What sometimes seems like a shallow, repetitive and slow series full of daft humour and intrusive fanservice can often be thought-provoking and life-affirming at times. I can definitely see why the franchise has a strong following, and also why author NisiOisin has been so reluctant to stop writing it. He’s created such a varied, complex set of characters with which to construct unexpectedly profound stories.
There’s probably little more I can say about Monogatari’s visuals than what I’ve already said elsewhere, it continues to look beautifully designed and directed, even when the animation itself can be limited, the characters often static. Because Shinobu’s voice actress declines to sing in character, unlike the other arcs’ main female protagonists’ actresses, instead of an upbeat pop song opener we once again get a rich, dark and gothic German chant. “Mein Schatz”, means “my treasure”, with very simple lyrics that become more resonant and heartbreaking as the episodes progress:
Du bist alles — You are everything
Rufe meinen namen — Call my name
Und wieder, und wieder — And again, and again
Für immer — For ever
und ewig — and ever
Mein schatz — My treasure
It makes Seishirou’s fate ever more tragic, if this is a reflection of his feeings, though I wonder if this was also how Kiss-shot felt when she was first abandoned? Or if this is now how Shinobu feels about Araragi? I find myself looking forwards to finding out how all of this eventually resolves. I’ll be back again soon to look at Koyomimonogatari (Calendar Tale).
Owarimonogatari Part 2
Format: Region B Blu-ray
Directors: Tomoyuki Itamura, Akiyuki Shinbou
Writers: Yukito Kizawa and Muneo Nakamoto
Based on the Light Novel by: NisiOisin
Language: Japanese audio with English subtitles
Classification: BBFC 12
Distributor: MVM Entertainment
Original Japanese TV Broadcast: November 14th 2015 — December 19th 2015
UK Blu-ray Release Date: May 22nd, 2017
Runtime: 144 minutes
Monogatari Final Season: Tsukimonogatari Review: In Which Doctorkev Begins to Feel As…
After a break of over 8 months, I’ve finally returned to complete my journey through the seemingly never-ending…

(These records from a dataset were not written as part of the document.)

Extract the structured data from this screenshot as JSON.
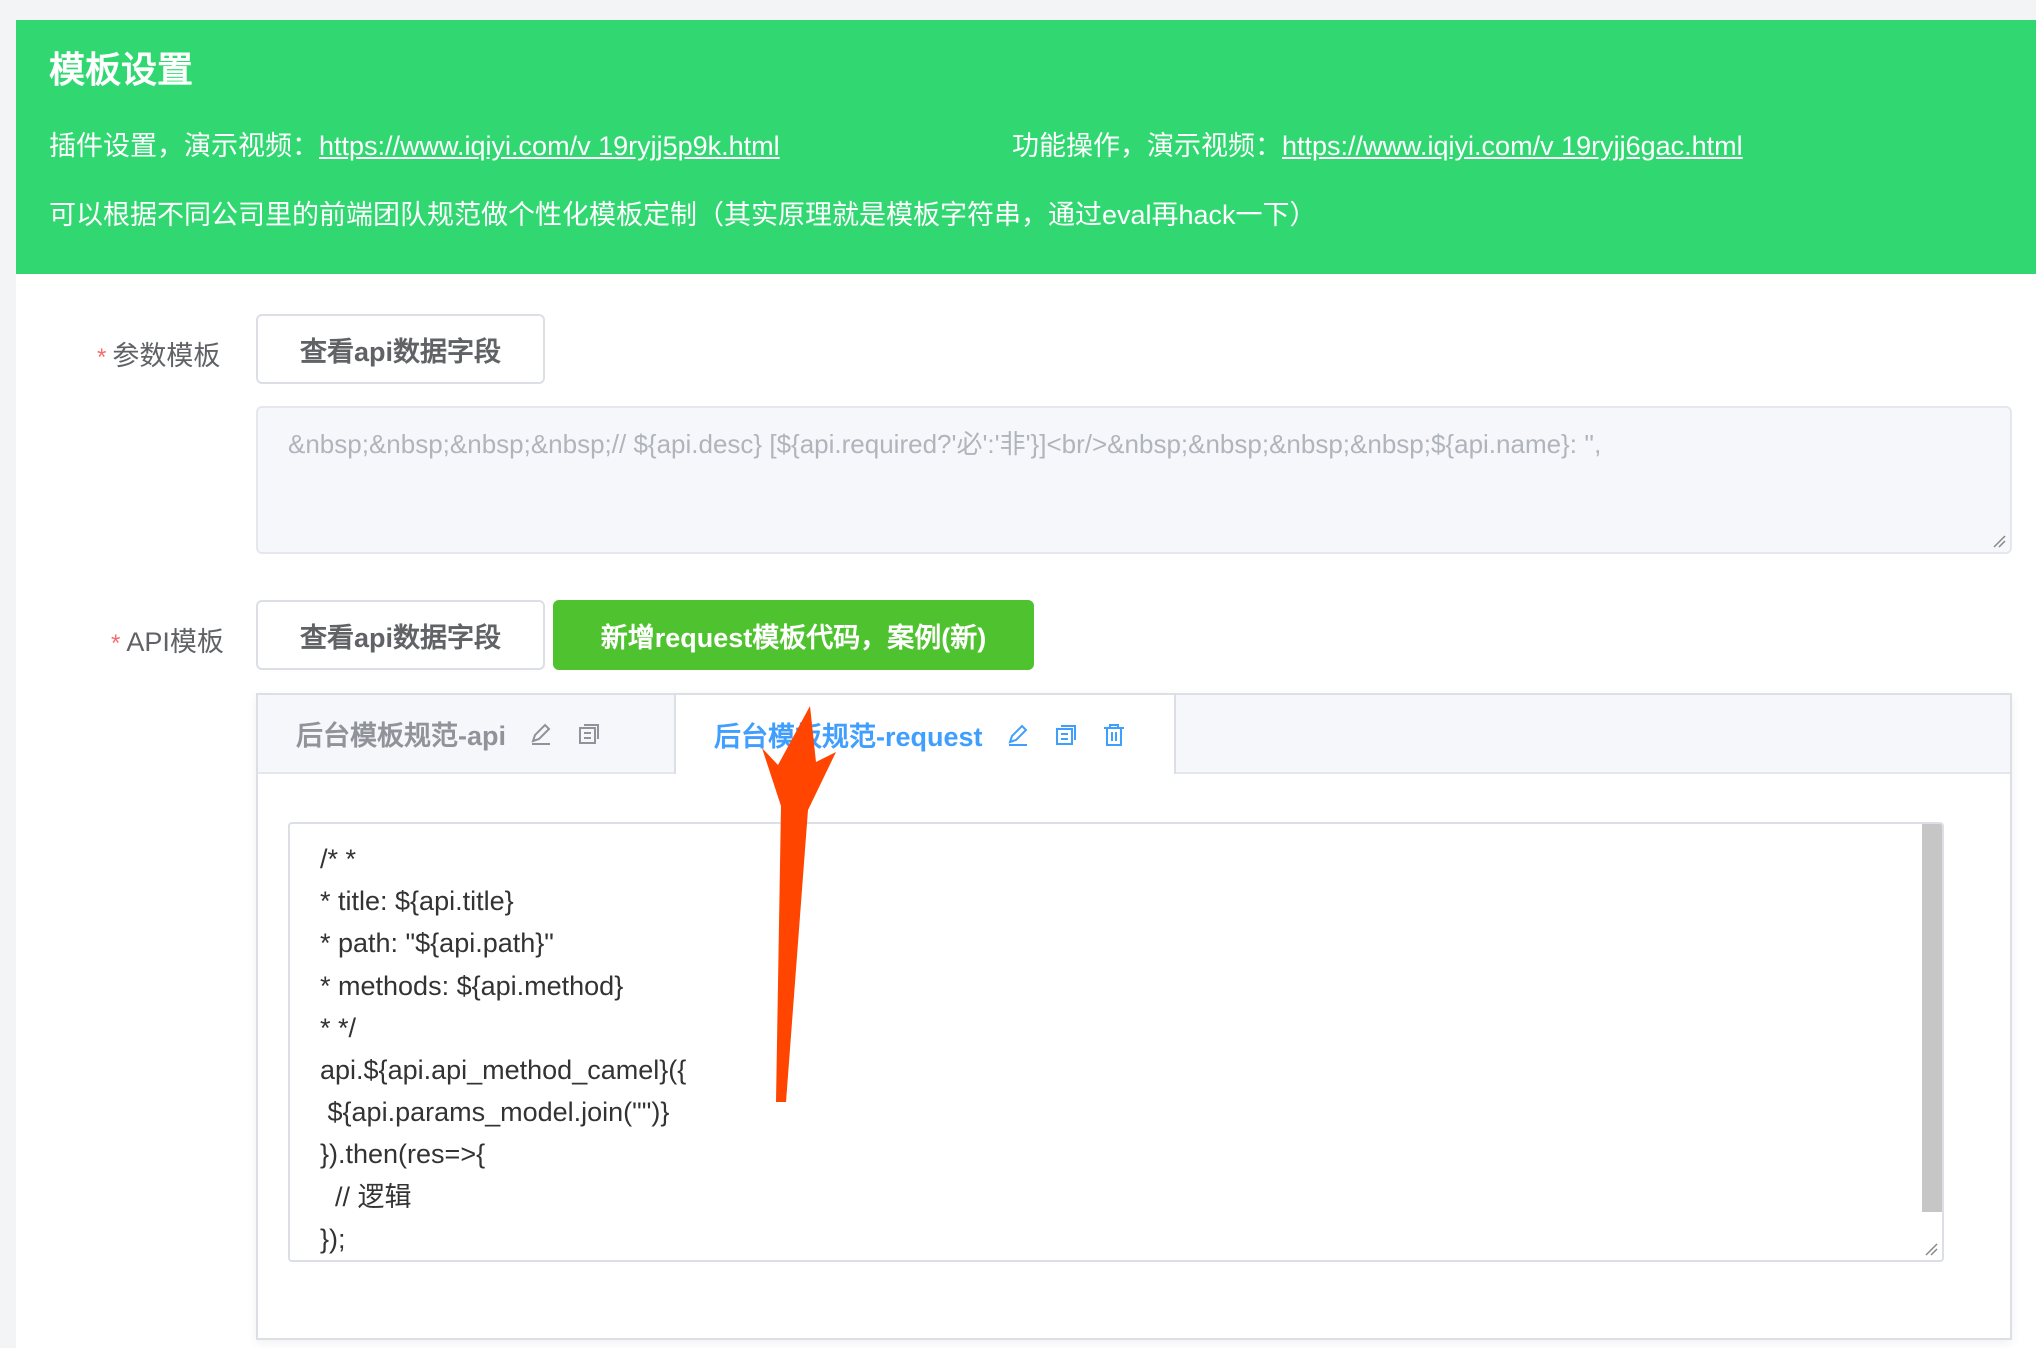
{
  "banner": {
    "title": "模板设置",
    "plugin_prefix": "插件设置，演示视频：",
    "plugin_link": "https://www.iqiyi.com/v 19ryjj5p9k.html",
    "feature_prefix": "功能操作，演示视频：",
    "feature_link": "https://www.iqiyi.com/v 19ryjj6gac.html",
    "description": "可以根据不同公司里的前端团队规范做个性化模板定制（其实原理就是模板字符串，通过eval再hack一下）"
  },
  "param_template": {
    "required_mark": "*",
    "label": "参数模板",
    "view_fields_button": "查看api数据字段",
    "value": "&nbsp;&nbsp;&nbsp;&nbsp;// ${api.desc} [${api.required?'必':'非'}]<br/>&nbsp;&nbsp;&nbsp;&nbsp;${api.name}: '',"
  },
  "api_template": {
    "required_mark": "*",
    "label": "API模板",
    "view_fields_button": "查看api数据字段",
    "add_button": "新增request模板代码，案例(新)",
    "tabs": [
      {
        "label": "后台模板规范-api",
        "active": false,
        "icons": [
          "edit-icon",
          "copy-icon"
        ]
      },
      {
        "label": "后台模板规范-request",
        "active": true,
        "icons": [
          "edit-icon",
          "copy-icon",
          "delete-icon"
        ]
      }
    ],
    "code_lines": [
      "/* *",
      "* title: ${api.title}",
      "* path: \"${api.path}\"",
      "* methods: ${api.method}",
      "* */",
      "api.${api.api_method_camel}({",
      " ${api.params_model.join(\"\")}",
      "}).then(res=>{",
      "  // 逻辑",
      "});"
    ]
  },
  "colors": {
    "banner_bg": "#31d872",
    "success_button": "#4fc22f",
    "active_tab": "#409eff",
    "required_mark": "#f56c6c",
    "annotation_arrow": "#ff4500"
  }
}
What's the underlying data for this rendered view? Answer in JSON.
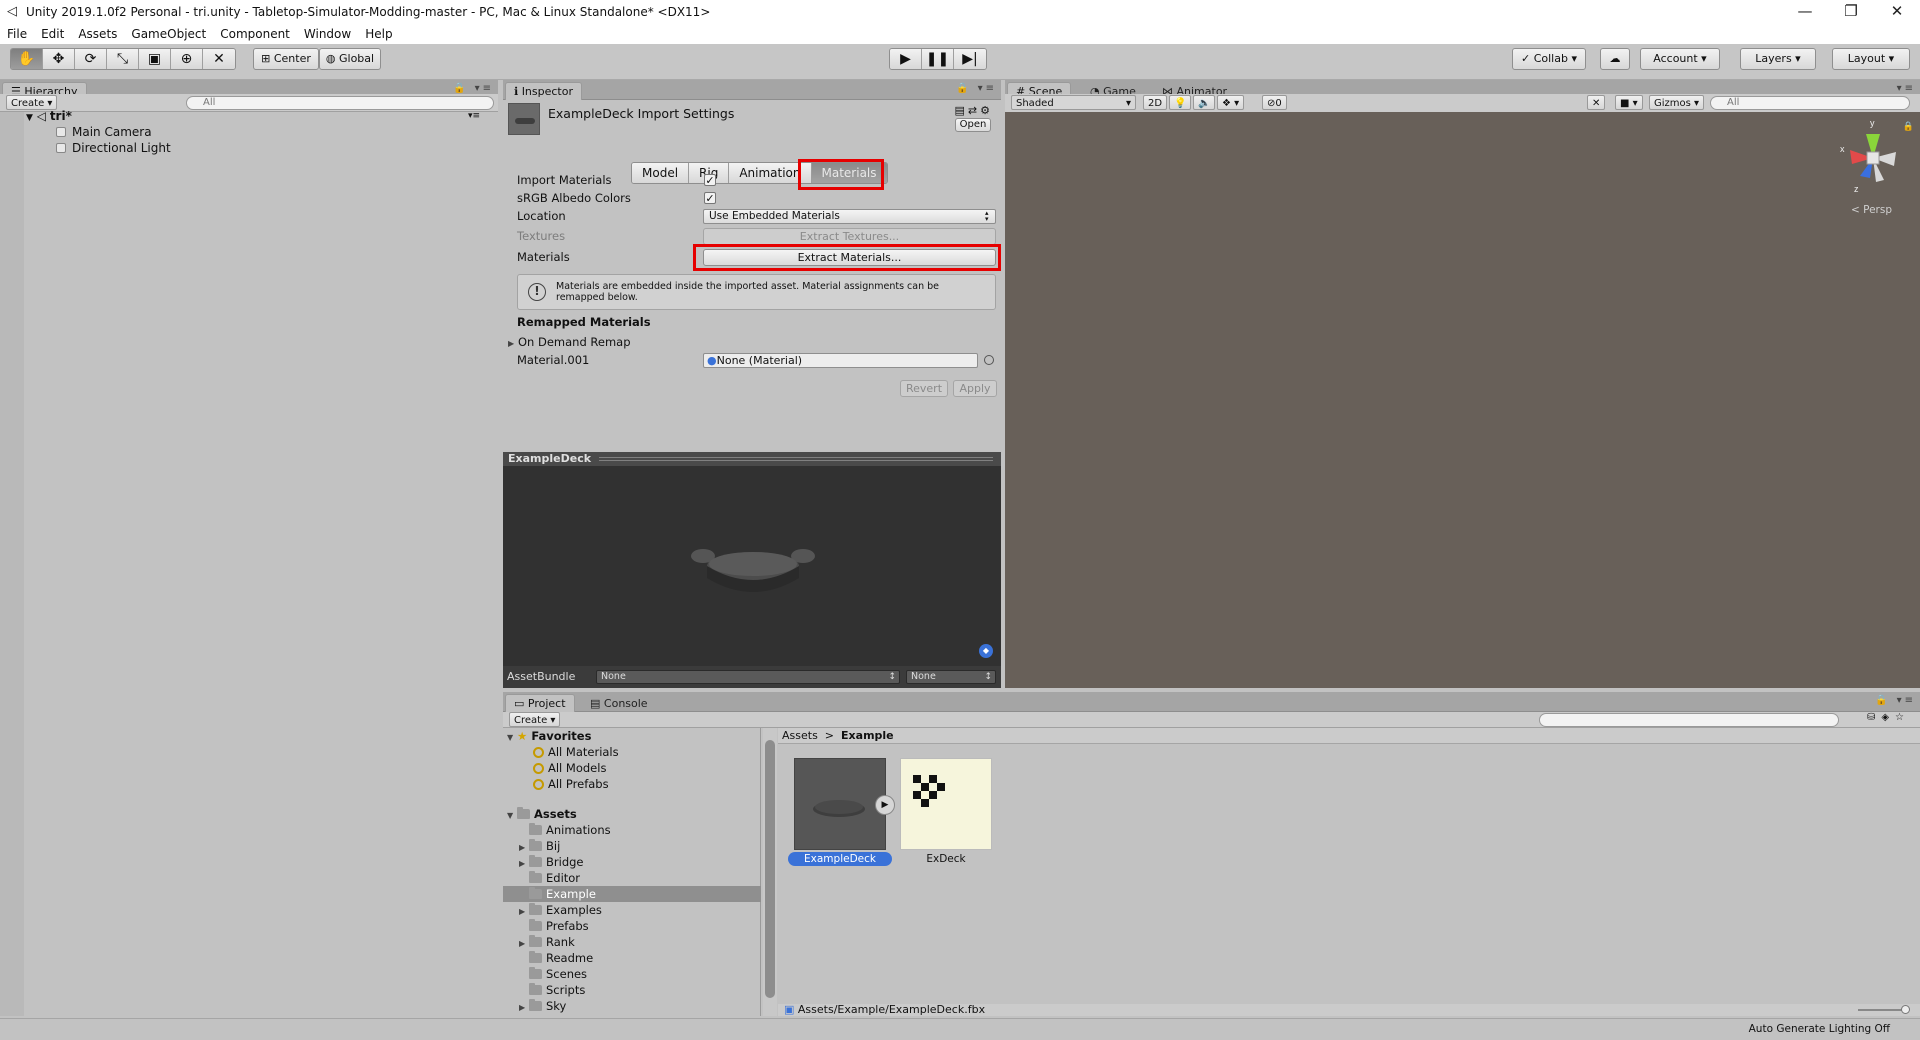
{
  "window": {
    "title": "Unity 2019.1.0f2 Personal - tri.unity - Tabletop-Simulator-Modding-master - PC, Mac & Linux Standalone* <DX11>",
    "controls": [
      "—",
      "❐",
      "✕"
    ]
  },
  "menu": [
    "File",
    "Edit",
    "Assets",
    "GameObject",
    "Component",
    "Window",
    "Help"
  ],
  "toolbar": {
    "center_label": "Center",
    "global_label": "Global",
    "collab_label": "Collab",
    "account_label": "Account",
    "layers_label": "Layers",
    "layout_label": "Layout"
  },
  "hierarchy": {
    "tab": "Hierarchy",
    "create_label": "Create",
    "search_placeholder": "All",
    "scene_name": "tri*",
    "items": [
      "Main Camera",
      "Directional Light"
    ]
  },
  "inspector": {
    "tab": "Inspector",
    "header_title": "ExampleDeck Import Settings",
    "open_label": "Open",
    "tabs": [
      "Model",
      "Rig",
      "Animation",
      "Materials"
    ],
    "selected_tab": "Materials",
    "fields": {
      "import_materials": "Import Materials",
      "srgb": "sRGB Albedo Colors",
      "location": "Location",
      "location_value": "Use Embedded Materials",
      "textures": "Textures",
      "extract_textures": "Extract Textures...",
      "materials": "Materials",
      "extract_materials": "Extract Materials..."
    },
    "info_text": "Materials are embedded inside the imported asset. Material assignments can be remapped below.",
    "remapped_header": "Remapped Materials",
    "on_demand_remap": "On Demand Remap",
    "material_name": "Material.001",
    "material_value": "None (Material)",
    "revert_label": "Revert",
    "apply_label": "Apply",
    "import_materials_checked": true,
    "srgb_checked": true
  },
  "preview": {
    "title": "ExampleDeck",
    "assetbundle_label": "AssetBundle",
    "assetbundle_value": "None",
    "variant_value": "None"
  },
  "scene": {
    "tabs": [
      "Scene",
      "Game",
      "Animator"
    ],
    "shaded": "Shaded",
    "mode_2d": "2D",
    "gizmos": "Gizmos",
    "search_placeholder": "All",
    "fx_count": "0",
    "persp": "Persp",
    "axis_x": "x",
    "axis_y": "y",
    "axis_z": "z",
    "background_color": "#686059"
  },
  "project": {
    "tabs": [
      "Project",
      "Console"
    ],
    "create_label": "Create",
    "favorites_label": "Favorites",
    "favorites": [
      "All Materials",
      "All Models",
      "All Prefabs"
    ],
    "assets_label": "Assets",
    "folders": [
      "Animations",
      "Bij",
      "Bridge",
      "Editor",
      "Example",
      "Examples",
      "Prefabs",
      "Rank",
      "Readme",
      "Scenes",
      "Scripts",
      "Sky"
    ],
    "selected_folder": "Example",
    "breadcrumb_root": "Assets",
    "breadcrumb_current": "Example",
    "assets": [
      "ExampleDeck",
      "ExDeck"
    ],
    "selected_path": "Assets/Example/ExampleDeck.fbx"
  },
  "status": {
    "text": "Auto Generate Lighting Off"
  },
  "colors": {
    "highlight_red": "#e60000",
    "selection_blue": "#3a72d8"
  }
}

Monogatari Final Season: Owarimonogatari Part 1 Review: In Which Doctorkev Learns That Even…
It’s funny how good intentions can be easily waylaid. Around three years ago, I began a journey through the…